A good Washington DC contact told me that a public relations/media push to demonize those who decide to walk away from mortgages they can still afford to pay (aka “strategic defaulters”) is underway. Expect to see a good bit of moral fervor as those who choose to cut their losses are attacked as immoral, irresponsible, and abusive.
There is a wee problem with the “blame the ruthless borrower” narrative. Banks who acted in a ruthless manner have trained their customers to behave the same way. This shift in prevailing attitudes is the logical and inevitable result of financial firms taking an increasingly predatory posture toward their customers. Borrowers are responding in kind, by taking a cold-blooded and legalistic look at their agreements with lenders.
So now they are going to try to stuff the genie back in the bottle by castigating borrowers who treat their obligations as “just business”, the way banks do. But the problem with this little narrative is that the bank haven’t simply been pig-headed about adherence to their often pig-headed contracts (and before you argue otherwise, go read your full credit card agreement, which at Bank of America runs to 30 pages, or a home equity line of credit agreement, and then we can talk). It’s that even with doing everything possible to skew the playing field in their favor, they still had to be rescue en masse. Having been deadbeats and strategic defaulters of the first order, they continue to manifest their characteristic unmitigated gall via (through proxies and ads) hectoring the public about honorable behavior.
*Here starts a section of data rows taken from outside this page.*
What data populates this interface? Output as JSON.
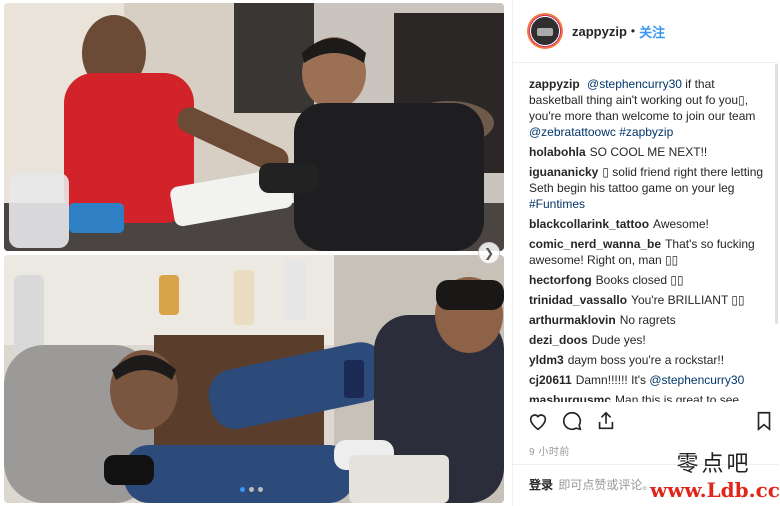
{
  "header": {
    "username": "zappyzip",
    "separator": "•",
    "follow_label": "关注"
  },
  "caption": {
    "user": "zappyzip",
    "parts": [
      {
        "text": "@stephencurry30",
        "link": true
      },
      {
        "text": " if that basketball thing ain't working out fo you▯, you're more than welcome to join our team ",
        "link": false
      },
      {
        "text": "@zebratattoowc",
        "link": true
      },
      {
        "text": " ",
        "link": false
      },
      {
        "text": "#zapbyzip",
        "link": true
      }
    ]
  },
  "comments": [
    {
      "user": "holabohla",
      "parts": [
        {
          "text": "SO COOL ME NEXT!!",
          "link": false
        }
      ]
    },
    {
      "user": "iguananicky",
      "parts": [
        {
          "text": "▯ solid friend right there letting Seth begin his tattoo game on your leg ",
          "link": false
        },
        {
          "text": "#Funtimes",
          "link": true
        }
      ]
    },
    {
      "user": "blackcollarink_tattoo",
      "parts": [
        {
          "text": "Awesome!",
          "link": false
        }
      ]
    },
    {
      "user": "comic_nerd_wanna_be",
      "parts": [
        {
          "text": "That's so fucking awesome! Right on, man ▯▯",
          "link": false
        }
      ]
    },
    {
      "user": "hectorfong",
      "parts": [
        {
          "text": "Books closed ▯▯",
          "link": false
        }
      ]
    },
    {
      "user": "trinidad_vassallo",
      "parts": [
        {
          "text": "You're BRILLIANT ▯▯",
          "link": false
        }
      ]
    },
    {
      "user": "arthurmaklovin",
      "parts": [
        {
          "text": "No ragrets",
          "link": false
        }
      ]
    },
    {
      "user": "dezi_doos",
      "parts": [
        {
          "text": "Dude yes!",
          "link": false
        }
      ]
    },
    {
      "user": "yldm3",
      "parts": [
        {
          "text": "daym boss you're a rockstar!!",
          "link": false
        }
      ]
    },
    {
      "user": "cj20611",
      "parts": [
        {
          "text": "Damn!!!!!! It's ",
          "link": false
        },
        {
          "text": "@stephencurry30",
          "link": true
        }
      ]
    },
    {
      "user": "masburgusmc",
      "parts": [
        {
          "text": "Man this is great to see,",
          "link": false
        }
      ]
    }
  ],
  "timestamp": "9 小时前",
  "login": {
    "link_label": "登录",
    "suffix": "即可点赞或评论。"
  },
  "icons": [
    "heart-icon",
    "comment-icon",
    "share-icon",
    "bookmark-icon",
    "chevron-right-icon"
  ],
  "carousel": {
    "count": 3,
    "active": 0
  },
  "watermark": {
    "top": "零点吧",
    "bottom": "www.Ldb.cc"
  },
  "colors": {
    "link": "#003569",
    "follow": "#3897f0",
    "muted": "#999999",
    "watermark_red": "#e0251b"
  }
}
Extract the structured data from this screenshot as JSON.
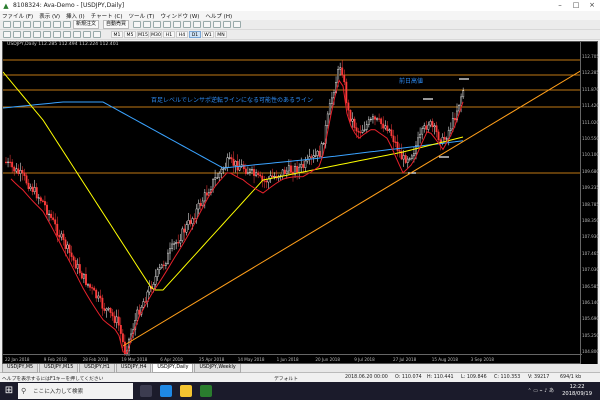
{
  "window": {
    "title": "8108324: Ava-Demo - [USDJPY,Daily]"
  },
  "menu": [
    "ファイル (F)",
    "表示 (V)",
    "挿入 (I)",
    "チャート (C)",
    "ツール (T)",
    "ウィンドウ (W)",
    "ヘルプ (H)"
  ],
  "toolbar": {
    "new_order": "新規注文",
    "auto_trade": "自動売買"
  },
  "timeframes": [
    "M1",
    "M5",
    "M15",
    "M30",
    "H1",
    "H4",
    "D1",
    "W1",
    "MN"
  ],
  "active_timeframe": "D1",
  "chart": {
    "header": "USDJPY,Daily  112.285 112.494 112.224 112.401",
    "annotation_resistance": "前日高値",
    "annotation_support_line": "百足レベルでレンサポ逆転ラインになる可能性のあるライン",
    "colors": {
      "background": "#000000",
      "bull": "#ffffff",
      "bear": "#ff3b3b",
      "ma_fast": "#e8212b",
      "ma_mid": "#ffff00",
      "ma_slow": "#3aa3ff",
      "hline": "#ff9f1a",
      "trendline": "#ff9f1a"
    },
    "price_labels": [
      "112.705",
      "112.285",
      "111.870",
      "111.420",
      "111.020",
      "110.550",
      "110.100",
      "109.680",
      "109.235",
      "108.785",
      "108.350",
      "107.930",
      "107.465",
      "107.030",
      "106.585",
      "106.140",
      "105.690",
      "105.250",
      "104.800"
    ],
    "time_labels": [
      "22 Jan 2018",
      "9 Feb 2018",
      "28 Feb 2018",
      "19 Mar 2018",
      "6 Apr 2018",
      "25 Apr 2018",
      "14 May 2018",
      "1 Jun 2018",
      "20 Jun 2018",
      "9 Jul 2018",
      "27 Jul 2018",
      "15 Aug 2018",
      "3 Sep 2018"
    ]
  },
  "tabs": [
    "USDJPY,M5",
    "USDJPY,M15",
    "USDJPY,H1",
    "USDJPY,H4",
    "USDJPY,Daily",
    "USDJPY,Weekly"
  ],
  "active_tab": "USDJPY,Daily",
  "status": {
    "help": "ヘルプを表示するにはF1キーを押してください",
    "profile": "デフォルト",
    "datetime": "2018.06.20 00:00",
    "o": "O: 110.074",
    "h": "H: 110.441",
    "l": "L: 109.846",
    "c": "C: 110.353",
    "v": "V: 39217",
    "traffic": "694/1 kb"
  },
  "taskbar": {
    "search_placeholder": "ここに入力して検索",
    "time": "12:22",
    "date": "2018/09/19"
  }
}
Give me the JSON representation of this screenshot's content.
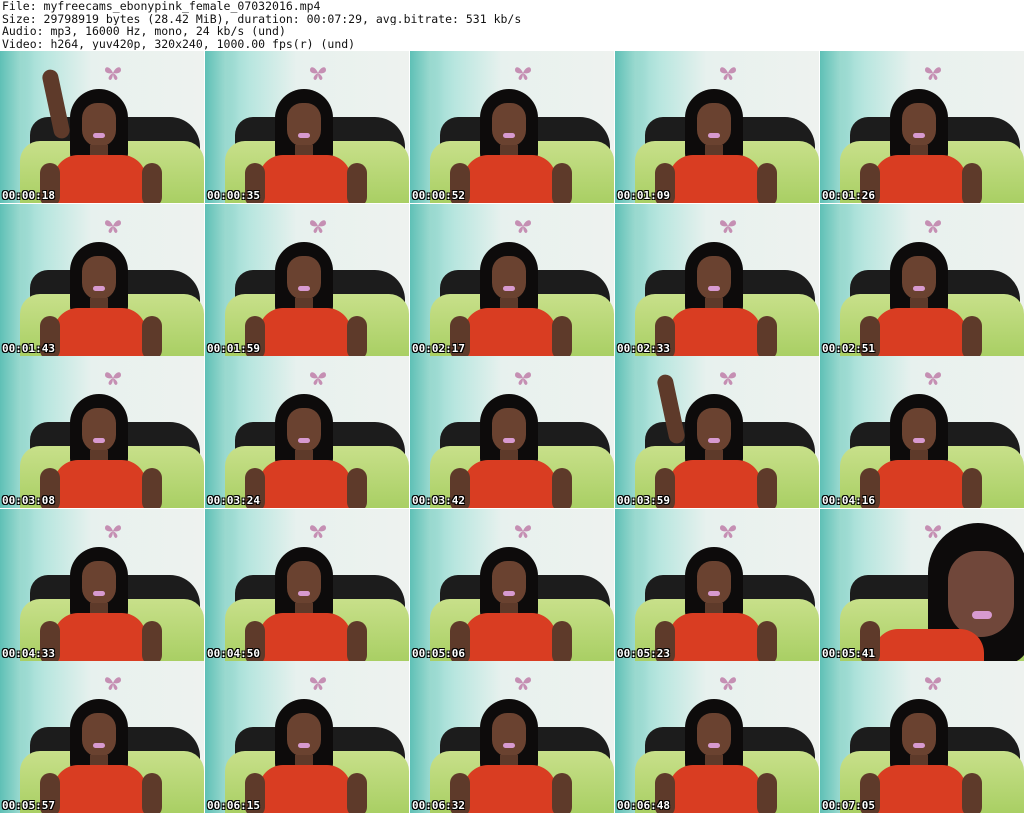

Now it is true that this is in fact a very destructive trend. A calculating, contract-driven mindset eats away at the foundations of commerce. When I was young, it was possible to deal with most clients on a handshake (I’d still write the arrangements up, but it was mainly a device for confirming that we had heard each other correctly). Now pretty much every one I know has very carefully crafted agreements precisely because if things stray outside the bounds initially contemplated, it is much less likely that the party on the other side of the table will try to reach a middle of the ground resolution. It is now the norm that parties to a contract will try to exploit ambiguous or unforeseen situations to their advantage.
Now this is a destructive trend. An erosion of trust leads to much greater contracting and dispute-resolution costs, a de facto tax on all commerce. As I discuss in ECONNED at greater length, it’s prohibitively costly and time consuming to negotiate agreements that contemplate every scenario. It would be far better if the banksters were to lead by example; most consumers would be delighted to deal with an institution that hadn’t forgotten the notion of reciprocity (which is why many consumers are switching to community banks and credit unions). But they no doubt want the average Joe to toe the line while they carry on with their use of complexity and opacity to shift hidden risks and fees on to overmatched customers.
One example comes, in of all places, a Republican motion to recommit (an amendment to a bill when it is on the floor made by the minority party). Now narrowly, one might well agree with the idea behind this amendment (to prevent people who strategically default, which will be difficult to define in any tidy way, from using FHA programs). But look at this section, which is roughly 2/3 of the entire amendment:
A strategic default occurs when a borrower decides to stop paying their mortgage even though they can still afford their payments. It is usually undertaken by those who owe more on their mortgage than their home is currently worth.
The Wall Street Journal has reported on families that have chosen to stop paying their mortgage and instead use the extra money they are saving each month to “buy season tickets to Disneyland…take a Carnival cruise to Mexico…” and go out to dinner more often.
Companies have even sprung up to capitalize on the new trend with websites advising people (for a fee) on how to go about a strategic default. These companies actually advertise that after a few years an individual who chooses to default on their mortgage should be able to buy a home again, including through government loan agencies.
60 Minutes reported on individuals who defend their decision to strategically default saying, “…with the money savings that I will have in four to six years, I’m confident I’ll have money to buy my way into a house if I want to.”
Strategic defaults raise costs for responsible borrowers, many of whom may currently be struggling to make their mortgage payment themselves, but who take their obligations to pay their debts seriously. The MTR would ensure that no one who chooses to simply stop paying their mortgage, even though they can afford to do so, is able to benefit in the future from the government’s FHA program.
But it might be more straightforward to restore debtors’ prison. David Walker of the Peterson Institute seems fond of them: